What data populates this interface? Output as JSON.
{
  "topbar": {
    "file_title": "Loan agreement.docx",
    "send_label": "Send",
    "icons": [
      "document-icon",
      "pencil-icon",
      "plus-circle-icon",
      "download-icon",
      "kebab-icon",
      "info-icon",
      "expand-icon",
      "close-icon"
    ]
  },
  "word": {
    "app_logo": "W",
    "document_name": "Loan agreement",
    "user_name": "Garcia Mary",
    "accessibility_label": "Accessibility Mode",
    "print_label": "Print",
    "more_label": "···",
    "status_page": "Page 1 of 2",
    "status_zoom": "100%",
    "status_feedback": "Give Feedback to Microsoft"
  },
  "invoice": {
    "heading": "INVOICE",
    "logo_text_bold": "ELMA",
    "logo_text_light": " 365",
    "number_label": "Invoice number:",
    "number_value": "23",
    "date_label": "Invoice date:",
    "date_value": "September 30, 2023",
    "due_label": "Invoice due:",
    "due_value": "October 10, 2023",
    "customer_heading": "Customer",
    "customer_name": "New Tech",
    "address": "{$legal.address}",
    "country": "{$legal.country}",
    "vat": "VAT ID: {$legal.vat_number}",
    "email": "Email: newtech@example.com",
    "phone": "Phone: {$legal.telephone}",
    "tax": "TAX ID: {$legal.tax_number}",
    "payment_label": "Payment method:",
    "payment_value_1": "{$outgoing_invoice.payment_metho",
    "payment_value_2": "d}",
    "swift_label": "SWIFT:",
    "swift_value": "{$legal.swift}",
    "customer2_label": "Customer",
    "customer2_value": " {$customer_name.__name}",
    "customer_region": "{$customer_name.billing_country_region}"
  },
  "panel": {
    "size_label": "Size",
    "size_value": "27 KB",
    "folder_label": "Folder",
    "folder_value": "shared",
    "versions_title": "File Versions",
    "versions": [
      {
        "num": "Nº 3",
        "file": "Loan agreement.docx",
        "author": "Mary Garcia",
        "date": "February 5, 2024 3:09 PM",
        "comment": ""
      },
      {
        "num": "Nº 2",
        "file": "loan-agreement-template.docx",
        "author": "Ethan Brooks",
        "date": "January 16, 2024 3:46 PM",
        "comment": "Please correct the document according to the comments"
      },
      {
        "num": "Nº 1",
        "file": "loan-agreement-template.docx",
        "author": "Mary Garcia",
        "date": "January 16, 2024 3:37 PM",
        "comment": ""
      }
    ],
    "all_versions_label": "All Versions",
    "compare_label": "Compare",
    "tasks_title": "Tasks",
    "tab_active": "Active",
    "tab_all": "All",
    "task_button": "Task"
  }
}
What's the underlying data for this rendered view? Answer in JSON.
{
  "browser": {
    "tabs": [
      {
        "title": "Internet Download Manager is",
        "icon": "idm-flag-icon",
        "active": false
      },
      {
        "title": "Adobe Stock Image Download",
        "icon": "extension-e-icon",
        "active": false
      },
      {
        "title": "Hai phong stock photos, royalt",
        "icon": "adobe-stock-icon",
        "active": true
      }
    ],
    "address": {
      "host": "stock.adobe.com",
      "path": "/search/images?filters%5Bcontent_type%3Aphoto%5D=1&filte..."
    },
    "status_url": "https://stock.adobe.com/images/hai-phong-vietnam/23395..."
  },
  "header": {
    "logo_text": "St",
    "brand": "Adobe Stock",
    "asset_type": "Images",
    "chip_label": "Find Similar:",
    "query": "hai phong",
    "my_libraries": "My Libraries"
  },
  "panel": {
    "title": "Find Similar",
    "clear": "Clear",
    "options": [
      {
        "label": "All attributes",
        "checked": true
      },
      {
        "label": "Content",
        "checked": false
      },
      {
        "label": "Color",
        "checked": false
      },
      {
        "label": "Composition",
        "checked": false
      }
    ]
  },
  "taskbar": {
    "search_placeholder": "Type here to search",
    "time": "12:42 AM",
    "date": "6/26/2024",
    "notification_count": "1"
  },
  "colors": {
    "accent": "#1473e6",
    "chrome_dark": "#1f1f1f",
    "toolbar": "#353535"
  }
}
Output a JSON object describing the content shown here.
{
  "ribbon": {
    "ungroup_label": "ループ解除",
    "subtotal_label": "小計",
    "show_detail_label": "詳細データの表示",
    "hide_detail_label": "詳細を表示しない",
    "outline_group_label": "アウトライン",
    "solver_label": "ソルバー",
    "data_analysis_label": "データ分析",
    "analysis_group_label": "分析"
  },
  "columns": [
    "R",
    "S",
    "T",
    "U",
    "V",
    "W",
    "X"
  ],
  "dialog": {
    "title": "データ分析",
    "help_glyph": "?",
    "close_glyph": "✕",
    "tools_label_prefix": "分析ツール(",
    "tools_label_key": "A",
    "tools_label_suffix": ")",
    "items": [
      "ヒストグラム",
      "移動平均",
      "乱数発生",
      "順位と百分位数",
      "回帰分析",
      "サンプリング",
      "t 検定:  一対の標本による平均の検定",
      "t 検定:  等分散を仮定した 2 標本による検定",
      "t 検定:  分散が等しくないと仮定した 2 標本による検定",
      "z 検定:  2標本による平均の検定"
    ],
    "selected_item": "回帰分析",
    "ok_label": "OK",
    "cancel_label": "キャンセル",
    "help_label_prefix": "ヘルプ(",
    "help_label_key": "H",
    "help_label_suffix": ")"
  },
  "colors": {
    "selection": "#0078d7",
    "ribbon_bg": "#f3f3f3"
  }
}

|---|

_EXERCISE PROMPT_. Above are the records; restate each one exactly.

_ANSWER BOX_.
What data populates this interface? Output as JSON.
{
  "topbar": {
    "file_title": "Loan agreement.docx",
    "send_label": "Send",
    "icons": [
      "document-icon",
      "pencil-icon",
      "plus-circle-icon",
      "download-icon",
      "kebab-icon",
      "info-icon",
      "expand-icon",
      "close-icon"
    ]
  },
  "word": {
    "app_logo": "W",
    "document_name": "Loan agreement",
    "user_name": "Garcia Mary",
    "accessibility_label": "Accessibility Mode",
    "print_label": "Print",
    "more_label": "···",
    "status_page": "Page 1 of 2",
    "status_zoom": "100%",
    "status_feedback": "Give Feedback to Microsoft"
  },
  "invoice": {
    "heading": "INVOICE",
    "logo_text_bold": "ELMA",
    "logo_text_light": " 365",
    "number_label": "Invoice number:",
    "number_value": "23",
    "date_label": "Invoice date:",
    "date_value": "September 30, 2023",
    "due_label": "Invoice due:",
    "due_value": "October 10, 2023",
    "customer_heading": "Customer",
    "customer_name": "New Tech",
    "address": "{$legal.address}",
    "country": "{$legal.country}",
    "vat": "VAT ID: {$legal.vat_number}",
    "email": "Email: newtech@example.com",
    "phone": "Phone: {$legal.telephone}",
    "tax": "TAX ID: {$legal.tax_number}",
    "payment_label": "Payment method:",
    "payment_value_1": "{$outgoing_invoice.payment_metho",
    "payment_value_2": "d}",
    "swift_label": "SWIFT:",
    "swift_value": "{$legal.swift}",
    "customer2_label": "Customer",
    "customer2_value": " {$customer_name.__name}",
    "customer_region": "{$customer_name.billing_country_region}"
  },
  "panel": {
    "size_label": "Size",
    "size_value": "27 KB",
    "folder_label": "Folder",
    "folder_value": "shared",
    "versions_title": "File Versions",
    "versions": [
      {
        "num": "Nº 3",
        "file": "Loan agreement.docx",
        "author": "Mary Garcia",
        "date": "February 5, 2024 3:09 PM",
        "comment": ""
      },
      {
        "num": "Nº 2",
        "file": "loan-agreement-template.docx",
        "author": "Ethan Brooks",
        "date": "January 16, 2024 3:46 PM",
        "comment": "Please correct the document according to the comments"
      },
      {
        "num": "Nº 1",
        "file": "loan-agreement-template.docx",
        "author": "Mary Garcia",
        "date": "January 16, 2024 3:37 PM",
        "comment": ""
      }
    ],
    "all_versions_label": "All Versions",
    "compare_label": "Compare",
    "tasks_title": "Tasks",
    "tab_active": "Active",
    "tab_all": "All",
    "task_button": "Task"
  }
}
What's the underlying data for this rendered view? Answer in JSON.
{
  "browser": {
    "tabs": [
      {
        "title": "Internet Download Manager is",
        "icon": "idm-flag-icon",
        "active": false
      },
      {
        "title": "Adobe Stock Image Download",
        "icon": "extension-e-icon",
        "active": false
      },
      {
        "title": "Hai phong stock photos, royalt",
        "icon": "adobe-stock-icon",
        "active": true
      }
    ],
    "address": {
      "host": "stock.adobe.com",
      "path": "/search/images?filters%5Bcontent_type%3Aphoto%5D=1&filte..."
    },
    "status_url": "https://stock.adobe.com/images/hai-phong-vietnam/23395..."
  },
  "header": {
    "logo_text": "St",
    "brand": "Adobe Stock",
    "asset_type": "Images",
    "chip_label": "Find Similar:",
    "query": "hai phong",
    "my_libraries": "My Libraries"
  },
  "panel": {
    "title": "Find Similar",
    "clear": "Clear",
    "options": [
      {
        "label": "All attributes",
        "checked": true
      },
      {
        "label": "Content",
        "checked": false
      },
      {
        "label": "Color",
        "checked": false
      },
      {
        "label": "Composition",
        "checked": false
      }
    ]
  },
  "taskbar": {
    "search_placeholder": "Type here to search",
    "time": "12:42 AM",
    "date": "6/26/2024",
    "notification_count": "1"
  },
  "colors": {
    "accent": "#1473e6",
    "chrome_dark": "#1f1f1f",
    "toolbar": "#353535"
  }
}
Output a JSON object describing the content shown here.
{
  "ribbon": {
    "ungroup_label": "ループ解除",
    "subtotal_label": "小計",
    "show_detail_label": "詳細データの表示",
    "hide_detail_label": "詳細を表示しない",
    "outline_group_label": "アウトライン",
    "solver_label": "ソルバー",
    "data_analysis_label": "データ分析",
    "analysis_group_label": "分析"
  },
  "columns": [
    "R",
    "S",
    "T",
    "U",
    "V",
    "W",
    "X"
  ],
  "dialog": {
    "title": "データ分析",
    "help_glyph": "?",
    "close_glyph": "✕",
    "tools_label_prefix": "分析ツール(",
    "tools_label_key": "A",
    "tools_label_suffix": ")",
    "items": [
      "ヒストグラム",
      "移動平均",
      "乱数発生",
      "順位と百分位数",
      "回帰分析",
      "サンプリング",
      "t 検定:  一対の標本による平均の検定",
      "t 検定:  等分散を仮定した 2 標本による検定",
      "t 検定:  分散が等しくないと仮定した 2 標本による検定",
      "z 検定:  2標本による平均の検定"
    ],
    "selected_item": "回帰分析",
    "ok_label": "OK",
    "cancel_label": "キャンセル",
    "help_label_prefix": "ヘルプ(",
    "help_label_key": "H",
    "help_label_suffix": ")"
  },
  "colors": {
    "selection": "#0078d7",
    "ribbon_bg": "#f3f3f3"
  }
}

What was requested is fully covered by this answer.